Secondary hypertension was ruled out by means of Doppler ultrasound of the renal arteries and laboratory testing for catecholamine blood and urine levels. Home BP self-measurement confirmed the hypertensive values and ruled out white-coat hypertension.

After a baseline renal arteriogram revealed no renal artery stenosis or other major abnormalities (Figure 1), the patient underwent catheter-based renal denervation with the SymplicityTM renal denervation system.

Figure 1: Renal Arteriogram Showing Appropriate Anatomy for the Renal Denervation Procedure

Renal denervation hypertension case study patient

Case Study 3

Renal denervation hypertension case study patient

This photograph is not representative of the real patient. It is for illustrative purposes only.

Technique

The patient was prepared for the renal denervation procedure with intravenous saline and N-acetylcysteine infusion starting 12 hours before the procedure. The patient was sedated with propofol (4 mg/kg/h) and pain management was obtained with remifentanil (0.1 mcg/kg/min).

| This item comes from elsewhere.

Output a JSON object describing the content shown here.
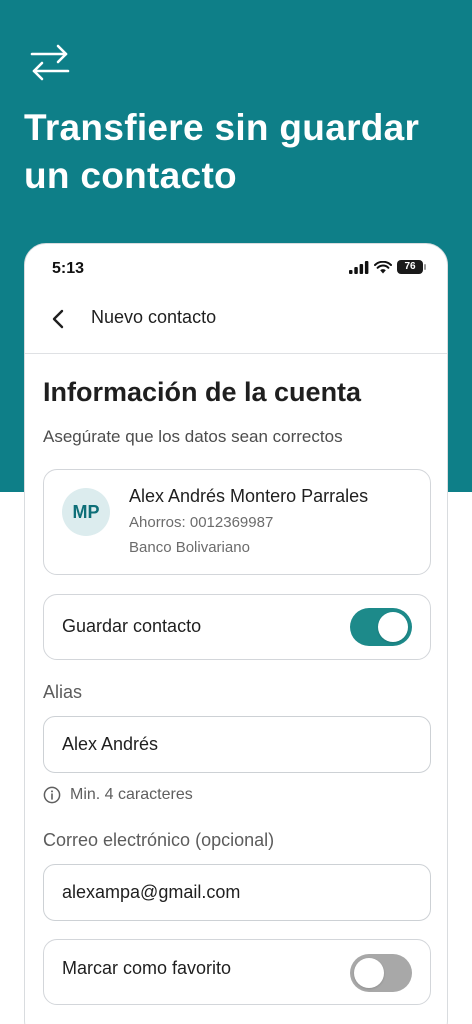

The catheter was placed in the vasculature adjacent to the target neural site using standard interventional catheter techniques. RF energy was then delivered through the catheter to the target nerves. A series of 4 treatments, lasting approximately 2 minutes each, was delivered to each renal artery in a spiral pattern.

Following the treatment, an angiographic control showed no signs of renal artery dissection or leak of contrast medium. The formation of denervation notches, a marker of effective contact between the tip of the catheter and the artery wall, was observed (Figure 2).

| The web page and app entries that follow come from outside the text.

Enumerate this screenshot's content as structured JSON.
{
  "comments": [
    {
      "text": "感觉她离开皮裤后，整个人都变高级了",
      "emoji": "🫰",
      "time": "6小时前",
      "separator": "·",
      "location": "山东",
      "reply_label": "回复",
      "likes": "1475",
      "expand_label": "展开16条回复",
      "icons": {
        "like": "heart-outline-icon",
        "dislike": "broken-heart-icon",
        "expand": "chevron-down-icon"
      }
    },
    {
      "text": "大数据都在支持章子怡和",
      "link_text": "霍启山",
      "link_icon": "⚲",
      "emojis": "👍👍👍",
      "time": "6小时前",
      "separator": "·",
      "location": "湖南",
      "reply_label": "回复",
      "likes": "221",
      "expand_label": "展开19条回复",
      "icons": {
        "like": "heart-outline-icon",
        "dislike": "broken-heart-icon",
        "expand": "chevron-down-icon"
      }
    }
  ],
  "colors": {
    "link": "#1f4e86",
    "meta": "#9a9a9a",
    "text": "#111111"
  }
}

The time for patient preparation, application of RF energy, and post-cardiac care was 85 minutes. There were no procedural complications associated with the procedure.

Figure 2: Renal Arteriogram Showing Denervation Notches Following Procedure, Suggestive of Good Contact Between the Tip of the Catheter and the Artery Wall

Renal denervation hypertension case study patient

Case Study 3

Renal denervation hypertension case study patient

This photograph is not representative of the real patient. It is for illustrative purposes only.

Results

The patient had a significant pressure reduction while sedated, which is consistent with a major role of adrenergic drive in the hypertensive mechanism. This also explains why the procedure had an almost immediate positive effect, allowing for dosage reduction of doxazosin (2 mg once daily) at the time of discharge. Within one month, the patient’s BP was reduced to 142/78 mm Hg. The benefit was maintained at 6 months, with an office BP value of 145/85 mm Hg (Figure 3).

Figure 3: Blood Pressure (SBP/DBP) Measurements Over Time

Renal denervation hypertension case study patient

Case Study 3

Renal denervation hypertension case study patient

This photograph is not representative of the real patient. It is for illustrative purposes only.

Conclusion

  • The patient was a good candidate for renal denervation due to his young age, high BP values despite ongoing treatment with multiple drugs, no apparent causes for secondary hypertension, and no significant comorbidities
  • This one-time, catheter-based procedure resulted in a substantial and persistent reduction in BP in this patient
  • The patient’s BP, previously uncontrolled on 3 antihypertensive medications, with intolerance to 2 other drug classes, was substantially reduced following the procedure. Although the primary goal of renal denervation is to reduce cardiovascular (CV) risk by helping patients achieve their BP goals, this patient was also able to reduce his dosage of antihypertensive medications
  • Results in this patient have been durable to at least 6 months

This patient case was provided courtesy of Marco Panfili, MD and Filippo Marzot, MD, University of Padua, Padua, Italy.

Next: Resource Center

Trademarks may be registered and are the property of their respective owners.